News 25 April 2018

The Royal College of Obstetricians and Gynaecologists (RCOG) was established in 1929 as a College for the British Isles and gives equal status to the constituent parts of the UK and the Republic of Ireland. A representative from the Republic of Ireland sits on the RCOG’s Council and the majority of O&G consultants in Ireland are members of the College.

Professor Lesley Regan, President of the RCOG, said:

“The RCOG believes that women in the Republic of Ireland should be able to access abortion care services within their own country. The presence of the Eighth amendment in the Irish Constitution means that thousands of women travel from Ireland to the UK every year to access abortion services because this care is otherwise unavailable to them.

“In 2016, at least 3,265 women from Ireland – more than 60 a week – travelled to England, Scotland or Wales for an abortion without a medical referral and at huge personal cost, emotionally and financially.
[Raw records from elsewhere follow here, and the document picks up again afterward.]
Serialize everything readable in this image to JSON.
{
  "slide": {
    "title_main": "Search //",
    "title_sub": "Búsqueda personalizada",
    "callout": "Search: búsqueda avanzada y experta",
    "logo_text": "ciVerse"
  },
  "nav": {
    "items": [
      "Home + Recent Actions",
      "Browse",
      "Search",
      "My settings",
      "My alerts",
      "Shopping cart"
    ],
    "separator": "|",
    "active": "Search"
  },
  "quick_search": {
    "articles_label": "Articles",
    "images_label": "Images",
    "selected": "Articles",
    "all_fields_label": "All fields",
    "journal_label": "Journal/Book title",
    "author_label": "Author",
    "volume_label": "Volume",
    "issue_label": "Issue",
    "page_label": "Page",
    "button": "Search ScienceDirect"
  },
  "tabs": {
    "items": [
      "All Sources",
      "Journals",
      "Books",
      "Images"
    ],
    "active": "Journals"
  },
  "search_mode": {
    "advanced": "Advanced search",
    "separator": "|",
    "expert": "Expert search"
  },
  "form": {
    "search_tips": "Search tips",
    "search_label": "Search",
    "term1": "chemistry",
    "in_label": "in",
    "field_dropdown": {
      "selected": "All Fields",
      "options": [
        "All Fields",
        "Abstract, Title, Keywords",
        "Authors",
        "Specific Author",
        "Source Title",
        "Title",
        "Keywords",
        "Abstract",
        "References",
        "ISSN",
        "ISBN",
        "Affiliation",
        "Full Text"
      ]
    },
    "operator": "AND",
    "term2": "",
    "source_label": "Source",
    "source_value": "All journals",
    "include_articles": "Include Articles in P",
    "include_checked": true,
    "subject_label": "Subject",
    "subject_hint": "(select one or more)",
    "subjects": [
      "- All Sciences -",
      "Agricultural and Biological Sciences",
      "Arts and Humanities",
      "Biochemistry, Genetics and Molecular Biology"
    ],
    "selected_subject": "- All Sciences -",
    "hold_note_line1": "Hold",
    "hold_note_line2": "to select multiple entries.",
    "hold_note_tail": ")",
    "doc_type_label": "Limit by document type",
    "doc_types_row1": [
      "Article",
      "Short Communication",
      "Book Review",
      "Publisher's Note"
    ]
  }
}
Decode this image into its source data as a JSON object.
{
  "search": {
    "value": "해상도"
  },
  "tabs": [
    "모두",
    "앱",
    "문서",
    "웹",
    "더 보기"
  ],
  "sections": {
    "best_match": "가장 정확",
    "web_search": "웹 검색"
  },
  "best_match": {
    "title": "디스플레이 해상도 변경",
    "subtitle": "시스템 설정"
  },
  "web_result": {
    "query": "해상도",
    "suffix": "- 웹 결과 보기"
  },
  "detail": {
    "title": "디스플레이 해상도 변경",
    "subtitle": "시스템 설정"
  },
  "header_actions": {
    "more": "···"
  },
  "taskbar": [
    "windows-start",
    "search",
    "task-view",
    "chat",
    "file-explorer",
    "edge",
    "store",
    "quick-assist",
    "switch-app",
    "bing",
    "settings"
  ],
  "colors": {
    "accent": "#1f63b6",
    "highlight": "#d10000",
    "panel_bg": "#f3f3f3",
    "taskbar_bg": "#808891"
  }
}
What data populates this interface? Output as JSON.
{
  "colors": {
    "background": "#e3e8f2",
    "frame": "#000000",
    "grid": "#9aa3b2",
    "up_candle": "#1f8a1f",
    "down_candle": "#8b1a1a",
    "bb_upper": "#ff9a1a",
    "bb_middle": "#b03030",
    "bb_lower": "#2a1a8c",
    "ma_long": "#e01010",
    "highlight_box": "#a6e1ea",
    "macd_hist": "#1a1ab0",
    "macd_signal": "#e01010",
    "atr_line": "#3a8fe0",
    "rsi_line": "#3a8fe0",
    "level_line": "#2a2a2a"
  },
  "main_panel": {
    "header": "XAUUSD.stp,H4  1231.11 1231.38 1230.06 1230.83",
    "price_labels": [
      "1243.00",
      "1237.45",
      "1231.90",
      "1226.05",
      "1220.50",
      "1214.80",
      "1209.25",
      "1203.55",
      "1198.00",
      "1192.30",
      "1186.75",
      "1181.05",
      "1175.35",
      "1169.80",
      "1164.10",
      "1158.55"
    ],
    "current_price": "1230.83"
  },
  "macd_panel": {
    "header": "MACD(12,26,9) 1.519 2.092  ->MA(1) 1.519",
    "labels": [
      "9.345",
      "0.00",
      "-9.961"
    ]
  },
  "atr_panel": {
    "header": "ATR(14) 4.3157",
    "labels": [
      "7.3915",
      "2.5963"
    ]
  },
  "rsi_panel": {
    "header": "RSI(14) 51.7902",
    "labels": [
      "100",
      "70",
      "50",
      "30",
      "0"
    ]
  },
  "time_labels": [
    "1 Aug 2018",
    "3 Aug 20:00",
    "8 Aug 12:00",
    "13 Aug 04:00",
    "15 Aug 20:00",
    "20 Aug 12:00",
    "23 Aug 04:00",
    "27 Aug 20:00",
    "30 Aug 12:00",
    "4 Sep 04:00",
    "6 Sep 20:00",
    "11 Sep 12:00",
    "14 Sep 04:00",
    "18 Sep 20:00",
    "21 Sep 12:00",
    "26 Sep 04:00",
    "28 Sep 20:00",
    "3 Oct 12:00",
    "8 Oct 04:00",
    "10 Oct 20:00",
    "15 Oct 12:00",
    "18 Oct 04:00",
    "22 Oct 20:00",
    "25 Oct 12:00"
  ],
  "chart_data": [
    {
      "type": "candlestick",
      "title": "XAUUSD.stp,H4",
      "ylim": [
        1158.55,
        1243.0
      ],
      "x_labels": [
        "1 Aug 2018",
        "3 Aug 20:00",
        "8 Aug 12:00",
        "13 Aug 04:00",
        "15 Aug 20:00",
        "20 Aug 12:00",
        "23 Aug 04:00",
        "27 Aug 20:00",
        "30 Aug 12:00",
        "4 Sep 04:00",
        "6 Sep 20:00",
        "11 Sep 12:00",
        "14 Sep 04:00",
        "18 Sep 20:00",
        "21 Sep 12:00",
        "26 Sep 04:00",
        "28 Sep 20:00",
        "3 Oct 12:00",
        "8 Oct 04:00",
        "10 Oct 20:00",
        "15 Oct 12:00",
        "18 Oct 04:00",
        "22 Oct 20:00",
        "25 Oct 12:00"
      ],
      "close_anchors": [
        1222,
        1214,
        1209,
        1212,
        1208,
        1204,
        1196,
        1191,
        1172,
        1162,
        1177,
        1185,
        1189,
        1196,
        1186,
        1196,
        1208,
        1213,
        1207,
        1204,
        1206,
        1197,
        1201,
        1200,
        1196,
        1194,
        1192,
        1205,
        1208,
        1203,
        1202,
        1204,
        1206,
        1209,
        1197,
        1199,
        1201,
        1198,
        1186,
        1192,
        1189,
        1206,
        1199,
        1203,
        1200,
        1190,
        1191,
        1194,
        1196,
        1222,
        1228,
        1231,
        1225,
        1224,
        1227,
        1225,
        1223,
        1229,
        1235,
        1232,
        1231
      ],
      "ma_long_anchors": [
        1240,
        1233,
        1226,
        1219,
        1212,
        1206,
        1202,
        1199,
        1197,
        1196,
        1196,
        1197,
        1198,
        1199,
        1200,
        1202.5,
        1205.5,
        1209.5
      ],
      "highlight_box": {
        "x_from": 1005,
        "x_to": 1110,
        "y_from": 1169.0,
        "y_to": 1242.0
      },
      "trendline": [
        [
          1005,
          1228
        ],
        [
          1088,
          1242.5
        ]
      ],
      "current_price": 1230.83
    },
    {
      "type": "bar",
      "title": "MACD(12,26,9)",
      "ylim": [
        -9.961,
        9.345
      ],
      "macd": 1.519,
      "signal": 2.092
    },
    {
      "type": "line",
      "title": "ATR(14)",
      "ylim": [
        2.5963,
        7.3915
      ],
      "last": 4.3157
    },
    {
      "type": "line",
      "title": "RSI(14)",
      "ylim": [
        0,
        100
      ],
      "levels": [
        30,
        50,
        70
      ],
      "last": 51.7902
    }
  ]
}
“The high cost and stress of travelling to another country for an abortion, combined with the increasing availability of abortion medication online, has seen a growing number of women from Ireland – potentially up to 1,000 year – attempting to end pregnancies this way, without any medical supervision.   

“If the amendment is repealed, we urge the Irish government to ensure that abortion is subject to regulatory and professional standards, in line with other medical procedures. The RCOG stands by ready to help train and support our colleagues to deliver safe abortion care services throughout Ireland.”

Professor John Morrison, National University of Ireland Galway and Consultant Obstetrician and Gynaecologist at Galway University Hospital, and RCOG Council Representative for Ireland, said:

“The current situation in Ireland means that abortion care is provided under limited circumstances, such as when a woman’s life is in danger. In other clinical situations, such as following the diagnosis of a fatal fetal condition, or where the pregnancy poses a threat to the woman’s health, women in Ireland have to make their own arrangements to obtain abortion care in a different country. Removing the Eighth amendment would permit the introduction of legislation to facilitate abortion services in Ireland in compliance with best international medical and regulatory standards.”

Ends

Notes to editors:

For media enquiries please contact the RCOG press office on +44 (0)20 7045 6773 or email pressoffice@rcog.org.uk

The RCOG is a medical charity that champions the provision of high quality women’s healthcare in the UK and beyond. It is dedicated to encouraging the study and advancing the science and practice of obstetrics and gynaecology. It does this through postgraduate medical education and training and the publication of clinical guidelines and reports on aspects of the specialty and service provision. Visit our website www.rcog.org.uk and follow us on Twitter @RCObsGyn.